_Exercise description:_ Each line of the listing below that includes "this" must be copied.

_Information shown:_
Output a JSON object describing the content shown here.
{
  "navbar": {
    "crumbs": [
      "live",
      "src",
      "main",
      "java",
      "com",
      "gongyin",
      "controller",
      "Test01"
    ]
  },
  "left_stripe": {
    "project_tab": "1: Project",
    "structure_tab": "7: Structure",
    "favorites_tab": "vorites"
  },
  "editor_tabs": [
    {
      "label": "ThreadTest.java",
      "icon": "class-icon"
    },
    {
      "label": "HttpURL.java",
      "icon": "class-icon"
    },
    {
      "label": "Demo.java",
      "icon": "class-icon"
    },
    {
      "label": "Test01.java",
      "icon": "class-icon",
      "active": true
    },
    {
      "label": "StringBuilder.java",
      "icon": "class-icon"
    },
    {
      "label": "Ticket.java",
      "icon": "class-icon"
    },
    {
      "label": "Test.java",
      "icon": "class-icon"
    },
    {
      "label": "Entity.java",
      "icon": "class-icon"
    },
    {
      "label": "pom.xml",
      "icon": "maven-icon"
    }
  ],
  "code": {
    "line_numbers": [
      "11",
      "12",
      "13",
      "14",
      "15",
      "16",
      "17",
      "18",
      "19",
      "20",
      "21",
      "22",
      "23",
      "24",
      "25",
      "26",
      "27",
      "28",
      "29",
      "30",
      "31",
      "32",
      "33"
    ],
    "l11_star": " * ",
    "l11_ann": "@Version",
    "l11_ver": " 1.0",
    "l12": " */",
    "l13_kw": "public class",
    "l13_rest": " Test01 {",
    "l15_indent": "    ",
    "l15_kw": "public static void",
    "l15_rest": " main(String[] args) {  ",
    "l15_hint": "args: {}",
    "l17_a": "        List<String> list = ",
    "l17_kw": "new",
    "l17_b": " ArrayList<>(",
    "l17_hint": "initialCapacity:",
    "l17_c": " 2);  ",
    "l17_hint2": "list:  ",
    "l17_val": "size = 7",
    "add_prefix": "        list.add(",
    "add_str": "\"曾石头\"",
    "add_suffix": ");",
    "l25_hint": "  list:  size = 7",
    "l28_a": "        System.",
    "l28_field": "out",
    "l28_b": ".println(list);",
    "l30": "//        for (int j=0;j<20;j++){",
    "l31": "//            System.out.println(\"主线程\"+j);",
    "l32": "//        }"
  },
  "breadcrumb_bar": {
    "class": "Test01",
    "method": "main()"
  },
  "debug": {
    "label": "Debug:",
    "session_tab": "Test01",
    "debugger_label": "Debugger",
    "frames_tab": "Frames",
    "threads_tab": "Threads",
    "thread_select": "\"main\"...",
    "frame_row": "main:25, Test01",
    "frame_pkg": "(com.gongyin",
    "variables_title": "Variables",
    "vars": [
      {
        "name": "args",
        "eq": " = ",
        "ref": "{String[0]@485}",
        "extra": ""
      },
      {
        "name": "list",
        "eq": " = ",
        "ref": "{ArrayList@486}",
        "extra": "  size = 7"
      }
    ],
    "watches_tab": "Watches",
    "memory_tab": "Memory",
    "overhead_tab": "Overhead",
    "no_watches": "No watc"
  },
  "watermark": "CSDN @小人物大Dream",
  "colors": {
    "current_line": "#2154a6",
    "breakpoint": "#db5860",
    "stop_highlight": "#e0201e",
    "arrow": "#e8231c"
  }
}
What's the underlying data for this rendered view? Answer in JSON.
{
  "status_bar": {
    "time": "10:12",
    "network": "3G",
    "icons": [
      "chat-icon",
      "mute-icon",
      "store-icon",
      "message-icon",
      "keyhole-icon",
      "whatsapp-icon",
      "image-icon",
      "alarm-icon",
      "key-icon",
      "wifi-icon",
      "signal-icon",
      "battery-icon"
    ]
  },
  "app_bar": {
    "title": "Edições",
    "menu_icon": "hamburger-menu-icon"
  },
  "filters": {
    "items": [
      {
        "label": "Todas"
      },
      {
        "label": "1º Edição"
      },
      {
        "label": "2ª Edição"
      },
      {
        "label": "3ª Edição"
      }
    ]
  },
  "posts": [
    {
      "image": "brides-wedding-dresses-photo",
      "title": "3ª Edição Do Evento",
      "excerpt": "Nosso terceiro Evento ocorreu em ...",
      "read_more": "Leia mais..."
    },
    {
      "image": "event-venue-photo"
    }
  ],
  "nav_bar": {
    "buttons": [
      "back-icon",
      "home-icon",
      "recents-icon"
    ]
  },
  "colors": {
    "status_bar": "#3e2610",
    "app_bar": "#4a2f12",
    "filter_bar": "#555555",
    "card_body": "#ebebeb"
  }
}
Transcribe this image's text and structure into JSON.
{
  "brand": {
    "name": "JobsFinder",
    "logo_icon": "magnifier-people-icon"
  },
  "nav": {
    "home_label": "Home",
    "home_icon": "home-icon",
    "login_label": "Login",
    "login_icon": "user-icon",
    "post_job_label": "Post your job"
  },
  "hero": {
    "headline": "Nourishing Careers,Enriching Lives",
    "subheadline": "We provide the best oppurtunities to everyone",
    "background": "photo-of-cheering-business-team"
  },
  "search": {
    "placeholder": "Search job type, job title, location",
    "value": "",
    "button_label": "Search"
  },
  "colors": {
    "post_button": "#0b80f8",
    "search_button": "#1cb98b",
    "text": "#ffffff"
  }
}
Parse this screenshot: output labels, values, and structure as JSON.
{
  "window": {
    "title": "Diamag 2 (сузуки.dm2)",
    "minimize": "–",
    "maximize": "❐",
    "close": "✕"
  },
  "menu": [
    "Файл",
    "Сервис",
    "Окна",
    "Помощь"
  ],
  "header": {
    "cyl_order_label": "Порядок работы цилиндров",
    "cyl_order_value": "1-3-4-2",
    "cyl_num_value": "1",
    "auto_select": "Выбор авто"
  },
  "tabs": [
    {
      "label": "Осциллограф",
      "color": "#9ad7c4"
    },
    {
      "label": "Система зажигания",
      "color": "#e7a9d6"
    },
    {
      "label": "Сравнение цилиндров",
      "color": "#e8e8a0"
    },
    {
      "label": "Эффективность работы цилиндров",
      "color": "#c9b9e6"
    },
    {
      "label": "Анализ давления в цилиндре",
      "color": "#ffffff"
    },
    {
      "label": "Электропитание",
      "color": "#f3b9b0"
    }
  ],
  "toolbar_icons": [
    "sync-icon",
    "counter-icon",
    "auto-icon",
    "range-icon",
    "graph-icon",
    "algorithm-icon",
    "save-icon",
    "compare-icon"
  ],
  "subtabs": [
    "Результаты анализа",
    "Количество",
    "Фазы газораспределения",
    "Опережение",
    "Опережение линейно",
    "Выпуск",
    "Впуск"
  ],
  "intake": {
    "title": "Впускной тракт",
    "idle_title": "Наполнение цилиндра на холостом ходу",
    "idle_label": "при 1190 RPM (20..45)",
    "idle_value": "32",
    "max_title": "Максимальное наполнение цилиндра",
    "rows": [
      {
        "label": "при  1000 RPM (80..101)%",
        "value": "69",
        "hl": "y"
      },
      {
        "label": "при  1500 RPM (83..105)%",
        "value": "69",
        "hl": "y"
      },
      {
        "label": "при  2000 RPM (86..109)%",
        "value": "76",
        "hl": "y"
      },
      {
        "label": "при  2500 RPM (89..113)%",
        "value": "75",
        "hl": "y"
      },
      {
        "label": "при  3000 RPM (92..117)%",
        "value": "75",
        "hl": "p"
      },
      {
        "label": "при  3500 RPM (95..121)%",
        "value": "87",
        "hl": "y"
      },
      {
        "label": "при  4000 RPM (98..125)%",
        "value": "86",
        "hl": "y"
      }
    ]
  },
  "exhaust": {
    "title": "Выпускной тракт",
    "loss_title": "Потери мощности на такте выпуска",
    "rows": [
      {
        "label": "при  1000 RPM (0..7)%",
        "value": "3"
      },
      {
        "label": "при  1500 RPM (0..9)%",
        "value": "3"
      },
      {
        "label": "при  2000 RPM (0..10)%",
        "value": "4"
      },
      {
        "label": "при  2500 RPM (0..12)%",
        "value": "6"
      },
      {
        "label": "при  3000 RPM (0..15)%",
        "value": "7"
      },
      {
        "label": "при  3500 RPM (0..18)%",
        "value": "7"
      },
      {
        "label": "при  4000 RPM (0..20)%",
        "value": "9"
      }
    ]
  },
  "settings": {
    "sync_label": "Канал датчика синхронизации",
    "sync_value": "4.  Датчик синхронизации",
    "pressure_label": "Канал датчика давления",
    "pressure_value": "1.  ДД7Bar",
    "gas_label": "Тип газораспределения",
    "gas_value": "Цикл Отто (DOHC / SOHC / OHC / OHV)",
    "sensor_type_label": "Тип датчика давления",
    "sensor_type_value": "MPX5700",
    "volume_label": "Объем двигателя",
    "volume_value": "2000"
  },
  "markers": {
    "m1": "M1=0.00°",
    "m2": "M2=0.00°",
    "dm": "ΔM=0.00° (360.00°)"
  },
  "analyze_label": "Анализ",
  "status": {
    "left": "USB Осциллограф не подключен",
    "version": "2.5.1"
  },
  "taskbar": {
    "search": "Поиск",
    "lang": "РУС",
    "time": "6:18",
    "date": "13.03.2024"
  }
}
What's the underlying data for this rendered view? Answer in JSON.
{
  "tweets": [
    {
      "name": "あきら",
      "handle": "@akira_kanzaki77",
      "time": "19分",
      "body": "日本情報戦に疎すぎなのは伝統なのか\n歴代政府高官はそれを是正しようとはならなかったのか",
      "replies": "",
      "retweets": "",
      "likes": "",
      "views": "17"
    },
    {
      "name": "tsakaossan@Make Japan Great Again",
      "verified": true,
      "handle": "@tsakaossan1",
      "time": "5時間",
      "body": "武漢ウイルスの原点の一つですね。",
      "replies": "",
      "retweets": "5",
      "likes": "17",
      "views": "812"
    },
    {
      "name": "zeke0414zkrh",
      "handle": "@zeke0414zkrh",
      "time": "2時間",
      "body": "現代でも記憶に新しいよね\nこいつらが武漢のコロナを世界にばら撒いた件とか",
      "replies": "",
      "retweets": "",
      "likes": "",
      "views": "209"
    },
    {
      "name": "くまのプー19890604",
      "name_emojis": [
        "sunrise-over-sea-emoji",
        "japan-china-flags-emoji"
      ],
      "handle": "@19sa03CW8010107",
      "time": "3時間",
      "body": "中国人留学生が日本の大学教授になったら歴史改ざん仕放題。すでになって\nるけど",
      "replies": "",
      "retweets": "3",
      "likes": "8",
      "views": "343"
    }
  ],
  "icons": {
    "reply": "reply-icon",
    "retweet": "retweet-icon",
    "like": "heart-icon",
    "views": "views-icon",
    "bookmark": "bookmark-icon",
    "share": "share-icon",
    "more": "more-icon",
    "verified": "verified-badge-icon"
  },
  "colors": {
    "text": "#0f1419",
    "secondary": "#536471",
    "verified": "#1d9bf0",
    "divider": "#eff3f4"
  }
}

_Written answer:_
What's the underlying data for this rendered view? Answer in JSON.
Transcribe this image's text and structure into JSON.
Parse this screenshot: output labels, values, and structure as JSON.
What's the underlying data for this rendered view? Answer in JSON.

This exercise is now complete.